Since the 1990s, Nepal experienced institutionalised corruption in which ‘democratic’ leaders amassed national resources at the expense of starving people in the villages. Educational institutions became political weapons disturbing the future of millions of Nepalese children. Nepal adopted the new culture of vandalism in which anyone unsatisfied with their own tastes could rampage public property at any time. The corrupt leaders of Nepal gave birth to the insurgency that has become the ‘Shining Path’ of Peru. These insurgents, as one author put it, have turned Nepal 20 years backward by destroying national infrastructures, championing carnages and extortions against anyone not agreeing with their totalitarianism, and smuggling weapons from India and receiving trainings from India’s Naxalite insurgents – an atrocious attempt to turn Nepal into Pol Pot’s Cambodia.

All these things were going on in Nepal soon after the multiparty democracy was introduced in 1990, but where were the well-wishers of Nepal, human rights groups, international donors, and Nepalese intelligentsias living in and out of Nepal? If they were really concerned with the sufferings of majority of Nepalese, why they could not take any action to stop rampant corruption in Nepal, block the ‘People’s War’ terror, or declare educational institutions ‘zone of peace’, and so on? As if they approve Nepal becoming Asia’s Somalia, human rights organisations, Nepal’s few well-offs, and communist ideologues are calling ‘the United States, Britain and India to suspend military aid to Nepal after King Gyanendra’s seizure of power and declaration of emergency rule.’ Will anyone ever be free in Nepal if ‘People’s War’ terrorists take control of the Nepalese state?

In any country, state of emergency directly affects communication, media, and sometimes even people’s daily lives.
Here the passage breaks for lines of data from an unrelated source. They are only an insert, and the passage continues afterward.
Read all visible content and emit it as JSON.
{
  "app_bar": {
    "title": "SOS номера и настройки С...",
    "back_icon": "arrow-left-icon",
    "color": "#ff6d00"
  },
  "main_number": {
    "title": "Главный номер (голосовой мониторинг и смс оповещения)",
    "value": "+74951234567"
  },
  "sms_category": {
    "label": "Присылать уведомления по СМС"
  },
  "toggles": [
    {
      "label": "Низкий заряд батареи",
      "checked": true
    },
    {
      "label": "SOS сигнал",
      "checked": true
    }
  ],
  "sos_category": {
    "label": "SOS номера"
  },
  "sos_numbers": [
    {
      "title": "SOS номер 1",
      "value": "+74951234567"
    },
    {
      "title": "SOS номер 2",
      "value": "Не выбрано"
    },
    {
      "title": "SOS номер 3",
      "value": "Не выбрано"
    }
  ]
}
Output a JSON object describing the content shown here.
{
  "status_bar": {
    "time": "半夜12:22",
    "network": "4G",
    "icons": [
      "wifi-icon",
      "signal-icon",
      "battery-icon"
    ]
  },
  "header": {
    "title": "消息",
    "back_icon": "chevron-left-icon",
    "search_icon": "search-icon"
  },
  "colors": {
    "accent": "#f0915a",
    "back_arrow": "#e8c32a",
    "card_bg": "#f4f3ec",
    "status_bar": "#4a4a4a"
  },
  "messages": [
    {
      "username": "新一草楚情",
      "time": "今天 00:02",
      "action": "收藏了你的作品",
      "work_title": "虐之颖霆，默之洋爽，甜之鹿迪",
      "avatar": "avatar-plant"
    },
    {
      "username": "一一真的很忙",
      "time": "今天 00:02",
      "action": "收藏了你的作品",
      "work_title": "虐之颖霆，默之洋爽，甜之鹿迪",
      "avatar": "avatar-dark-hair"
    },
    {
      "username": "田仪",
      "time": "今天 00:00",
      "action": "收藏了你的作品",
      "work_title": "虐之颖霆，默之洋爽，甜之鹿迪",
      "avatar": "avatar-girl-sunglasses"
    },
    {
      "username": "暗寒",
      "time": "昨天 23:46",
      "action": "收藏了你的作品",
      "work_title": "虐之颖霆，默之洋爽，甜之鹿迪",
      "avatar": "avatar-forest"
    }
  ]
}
When Indian Prime Minister Indira Gandhi made similar move in the 1970s, basic rights such as freedom of the press, expression, opinion, movement, etc. were obviously affected. How ironic is that no one seemed so vocal when coalition government of Sher Bahadur Deuba declared state of emergency in 2001? Now, having realised that Nepal’s politicians were able to do nothing other than divide and rule the Nepalese people like tyrants, King Gyanendra assumed executive powers, and many, including academics are advocating incredibly derisive news.

Nepal has a depressing political history that anyone (from Bahadur Shah to Ganesh Man Singh) attempting to do better for the country and people will be ****ed. Today, too, there is little approval for King Gyanendra’s drive to fight corruption, which has eaten Nepal’s economy like parasite and kept ‘dependent state’ status, to proscribe fake professionals, especially counterfeit certificate holding teachers who have been looting Nepalese children’s future, and to curtail the totalitarian terrorists ignited by multiparty leaders. Instead there is a gross misconception among many, who uncompromisingly argue that all King Gyanendra wants is power.

In the post 1990 political climate, if Nepal’s Kings wanted only power, they could have dismissed Girija Koirala led failed government in 1994, or when insurgents started their war of atrocities from the remote villages in 1996, or most of all, after the unforeseen massacre in the Royal palace in 2001. No one supports King Gyanendra for the sake of political power he holds today, but many Nepalese hope that a concerted effort will bring the decade long sufferings and violence to an end soon. If any political debates are to be useful for Nepal, everyone must bring up issues from all sides. Only attacking King Gyanendra helps no one other than corrupt leaders of Nepal, and People’s War radicals.